Data records
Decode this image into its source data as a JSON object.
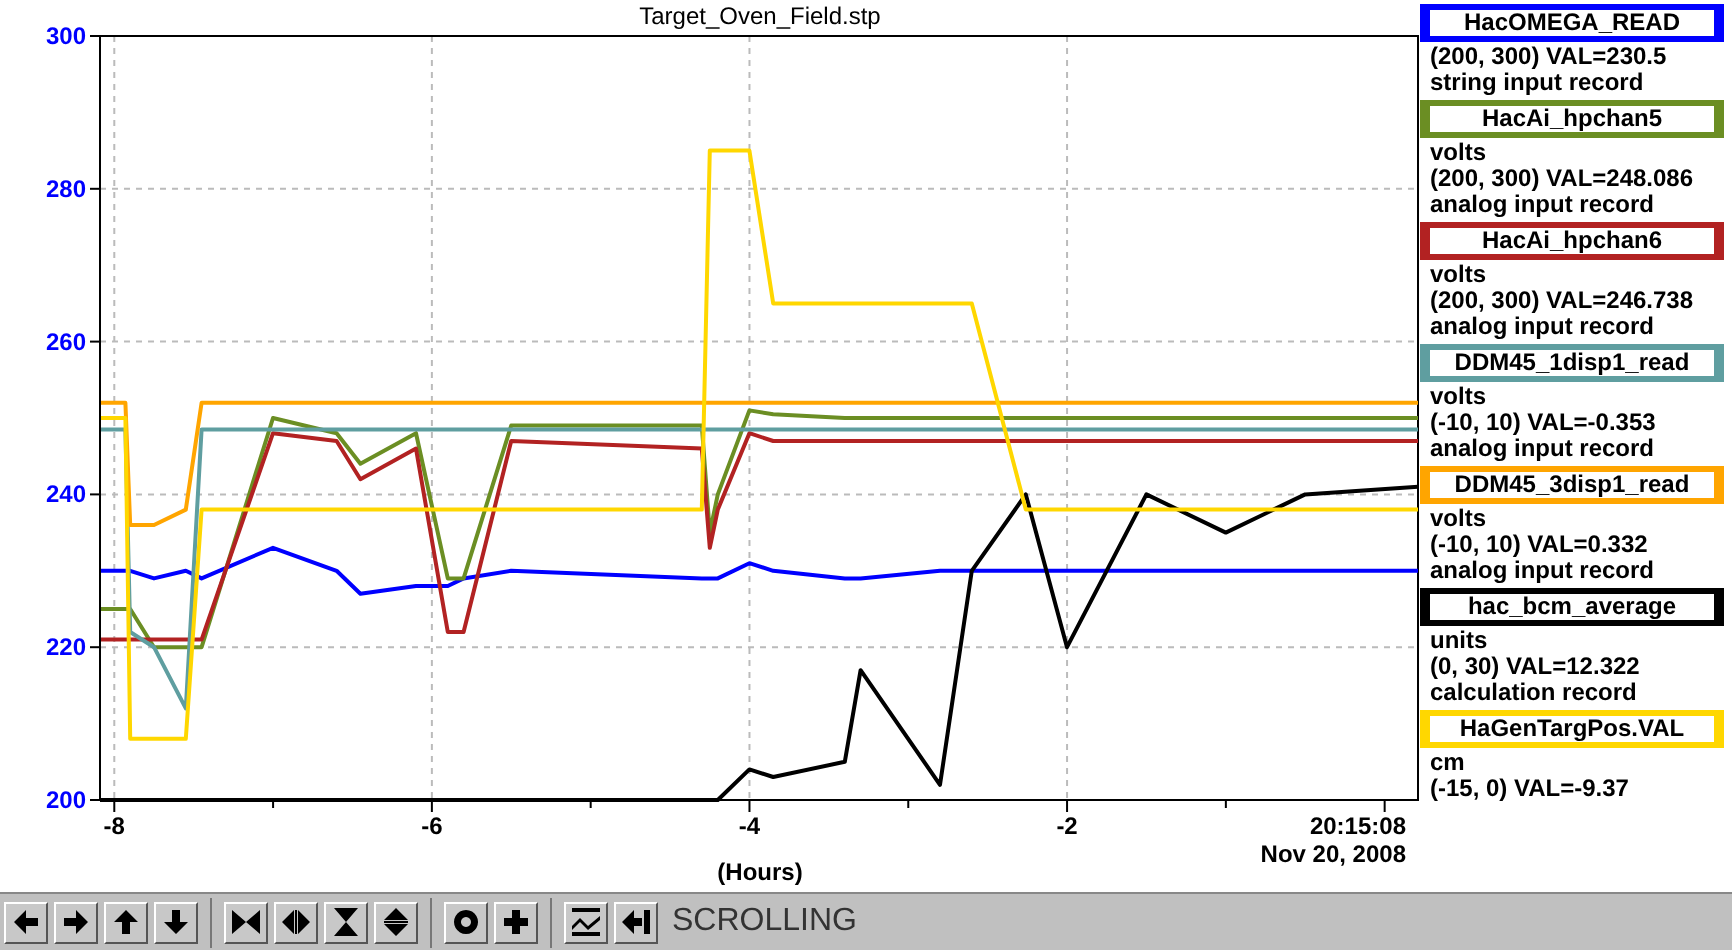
{
  "chart": {
    "chart_data": {
      "type": "line",
      "grid": true,
      "title": "Target_Oven_Field.stp",
      "xlabel": "(Hours)",
      "xlim": [
        -8.09,
        0.21
      ],
      "ylim": [
        200,
        300
      ],
      "xticks": [
        -8,
        -6,
        -4,
        -2
      ],
      "yticks": [
        200,
        220,
        240,
        260,
        280,
        300
      ],
      "x": [
        -8.09,
        -7.93,
        -7.9,
        -7.75,
        -7.55,
        -7.45,
        -7.0,
        -6.6,
        -6.45,
        -6.1,
        -5.9,
        -5.8,
        -5.5,
        -4.3,
        -4.25,
        -4.2,
        -4.0,
        -3.85,
        -3.4,
        -3.3,
        -2.8,
        -2.6,
        -2.26,
        -2.0,
        -1.5,
        -1.0,
        -0.5,
        0.21
      ],
      "series": [
        {
          "name": "HacOMEGA_READ",
          "color": "#0000ff",
          "values": [
            230,
            230,
            230,
            229,
            230,
            229,
            233,
            230,
            227,
            228,
            228,
            229,
            230,
            229,
            229,
            229,
            231,
            230,
            229,
            229,
            230,
            230,
            230,
            230,
            230,
            230,
            230,
            230
          ]
        },
        {
          "name": "HacAi_hpchan5",
          "color": "#6b8e23",
          "values": [
            225,
            225,
            225,
            220,
            220,
            220,
            250,
            248,
            244,
            248,
            229,
            229,
            249,
            249,
            235,
            240,
            251,
            250.5,
            250,
            250,
            250,
            250,
            250,
            250,
            250,
            250,
            250,
            250
          ]
        },
        {
          "name": "HacAi_hpchan6",
          "color": "#b22222",
          "values": [
            221,
            221,
            221,
            221,
            221,
            221,
            248,
            247,
            242,
            246,
            222,
            222,
            247,
            246,
            233,
            238,
            248,
            247,
            247,
            247,
            247,
            247,
            247,
            247,
            247,
            247,
            247,
            247
          ]
        },
        {
          "name": "DDM45_1disp1_read",
          "color": "#5f9ea0",
          "values": [
            248.5,
            248.5,
            222,
            220,
            212,
            248.5,
            248.5,
            248.5,
            248.5,
            248.5,
            248.5,
            248.5,
            248.5,
            248.5,
            248.5,
            248.5,
            248.5,
            248.5,
            248.5,
            248.5,
            248.5,
            248.5,
            248.5,
            248.5,
            248.5,
            248.5,
            248.5,
            248.5
          ]
        },
        {
          "name": "DDM45_3disp1_read",
          "color": "#ffa500",
          "values": [
            252,
            252,
            236,
            236,
            238,
            252,
            252,
            252,
            252,
            252,
            252,
            252,
            252,
            252,
            252,
            252,
            252,
            252,
            252,
            252,
            252,
            252,
            252,
            252,
            252,
            252,
            252,
            252
          ]
        },
        {
          "name": "hac_bcm_average",
          "color": "#000000",
          "values": [
            200,
            200,
            200,
            200,
            200,
            200,
            200,
            200,
            200,
            200,
            200,
            200,
            200,
            200,
            200,
            200,
            204,
            203,
            205,
            217,
            202,
            230,
            240,
            220,
            240,
            235,
            240,
            241
          ]
        },
        {
          "name": "HaGenTargPos.VAL",
          "color": "#ffd700",
          "values": [
            250,
            250,
            208,
            208,
            208,
            238,
            238,
            238,
            238,
            238,
            238,
            238,
            238,
            238,
            285,
            285,
            285,
            265,
            265,
            265,
            265,
            265,
            238,
            238,
            238,
            238,
            238,
            238
          ]
        }
      ]
    },
    "end_time": [
      "20:15:08",
      "Nov 20, 2008"
    ]
  },
  "legend": [
    {
      "lines": [
        "(200, 300) VAL=230.5",
        "string input record"
      ]
    },
    {
      "lines": [
        "volts",
        "(200, 300) VAL=248.086",
        "analog input record"
      ]
    },
    {
      "lines": [
        "volts",
        "(200, 300) VAL=246.738",
        "analog input record"
      ]
    },
    {
      "lines": [
        "volts",
        "(-10, 10) VAL=-0.353",
        "analog input record"
      ]
    },
    {
      "lines": [
        "volts",
        "(-10, 10) VAL=0.332",
        "analog input record"
      ]
    },
    {
      "lines": [
        "units",
        "(0, 30) VAL=12.322",
        "calculation record"
      ]
    },
    {
      "lines": [
        "cm",
        "(-15, 0) VAL=-9.37"
      ]
    }
  ],
  "toolbar": {
    "status": "SCROLLING"
  }
}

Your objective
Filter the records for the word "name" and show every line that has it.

Answer section
          "name": "HacOMEGA_READ",
          "name": "HacAi_hpchan5",
          "name": "HacAi_hpchan6",
          "name": "DDM45_1disp1_read",
          "name": "DDM45_3disp1_read",
          "name": "hac_bcm_average",
          "name": "HaGenTargPos.VAL",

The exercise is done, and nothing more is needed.